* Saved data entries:
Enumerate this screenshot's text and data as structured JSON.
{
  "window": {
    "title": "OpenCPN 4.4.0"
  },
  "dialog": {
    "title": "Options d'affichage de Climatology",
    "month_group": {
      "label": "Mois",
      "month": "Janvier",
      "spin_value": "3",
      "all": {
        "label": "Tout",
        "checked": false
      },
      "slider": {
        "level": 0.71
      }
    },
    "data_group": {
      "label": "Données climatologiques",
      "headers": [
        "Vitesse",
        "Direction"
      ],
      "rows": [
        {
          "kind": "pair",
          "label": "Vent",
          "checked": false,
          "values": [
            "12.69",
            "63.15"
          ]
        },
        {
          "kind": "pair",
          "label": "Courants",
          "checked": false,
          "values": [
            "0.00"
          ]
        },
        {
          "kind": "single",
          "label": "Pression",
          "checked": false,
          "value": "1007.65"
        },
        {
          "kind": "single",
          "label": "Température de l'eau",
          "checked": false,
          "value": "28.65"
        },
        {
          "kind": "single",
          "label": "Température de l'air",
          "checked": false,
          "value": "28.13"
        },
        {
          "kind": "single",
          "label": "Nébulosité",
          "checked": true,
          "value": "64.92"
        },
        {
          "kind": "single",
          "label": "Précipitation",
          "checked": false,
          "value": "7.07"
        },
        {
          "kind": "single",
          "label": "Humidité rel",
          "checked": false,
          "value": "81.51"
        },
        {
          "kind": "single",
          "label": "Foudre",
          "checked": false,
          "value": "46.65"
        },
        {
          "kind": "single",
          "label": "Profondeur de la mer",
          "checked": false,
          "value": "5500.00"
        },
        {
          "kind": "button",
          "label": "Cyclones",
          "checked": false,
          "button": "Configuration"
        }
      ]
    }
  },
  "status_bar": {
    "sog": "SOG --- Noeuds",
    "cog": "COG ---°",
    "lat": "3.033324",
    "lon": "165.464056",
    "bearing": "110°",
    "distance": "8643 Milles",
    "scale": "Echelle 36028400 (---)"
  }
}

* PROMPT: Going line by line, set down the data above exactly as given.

* ANSWER FOR THE TASK:
Enumerate this screenshot's text and data as structured JSON.
{
  "window": {
    "title": "OpenCPN 4.4.0"
  },
  "dialog": {
    "title": "Options d'affichage de Climatology",
    "month_group": {
      "label": "Mois",
      "month": "Janvier",
      "spin_value": "3",
      "all": {
        "label": "Tout",
        "checked": false
      },
      "slider": {
        "level": 0.71
      }
    },
    "data_group": {
      "label": "Données climatologiques",
      "headers": [
        "Vitesse",
        "Direction"
      ],
      "rows": [
        {
          "kind": "pair",
          "label": "Vent",
          "checked": false,
          "values": [
            "12.69",
            "63.15"
          ]
        },
        {
          "kind": "pair",
          "label": "Courants",
          "checked": false,
          "values": [
            "0.00"
          ]
        },
        {
          "kind": "single",
          "label": "Pression",
          "checked": false,
          "value": "1007.65"
        },
        {
          "kind": "single",
          "label": "Température de l'eau",
          "checked": false,
          "value": "28.65"
        },
        {
          "kind": "single",
          "label": "Température de l'air",
          "checked": false,
          "value": "28.13"
        },
        {
          "kind": "single",
          "label": "Nébulosité",
          "checked": true,
          "value": "64.92"
        },
        {
          "kind": "single",
          "label": "Précipitation",
          "checked": false,
          "value": "7.07"
        },
        {
          "kind": "single",
          "label": "Humidité rel",
          "checked": false,
          "value": "81.51"
        },
        {
          "kind": "single",
          "label": "Foudre",
          "checked": false,
          "value": "46.65"
        },
        {
          "kind": "single",
          "label": "Profondeur de la mer",
          "checked": false,
          "value": "5500.00"
        },
        {
          "kind": "button",
          "label": "Cyclones",
          "checked": false,
          "button": "Configuration"
        }
      ]
    }
  },
  "status_bar": {
    "sog": "SOG --- Noeuds",
    "cog": "COG ---°",
    "lat": "3.033324",
    "lon": "165.464056",
    "bearing": "110°",
    "distance": "8643 Milles",
    "scale": "Echelle 36028400 (---)"
  }
}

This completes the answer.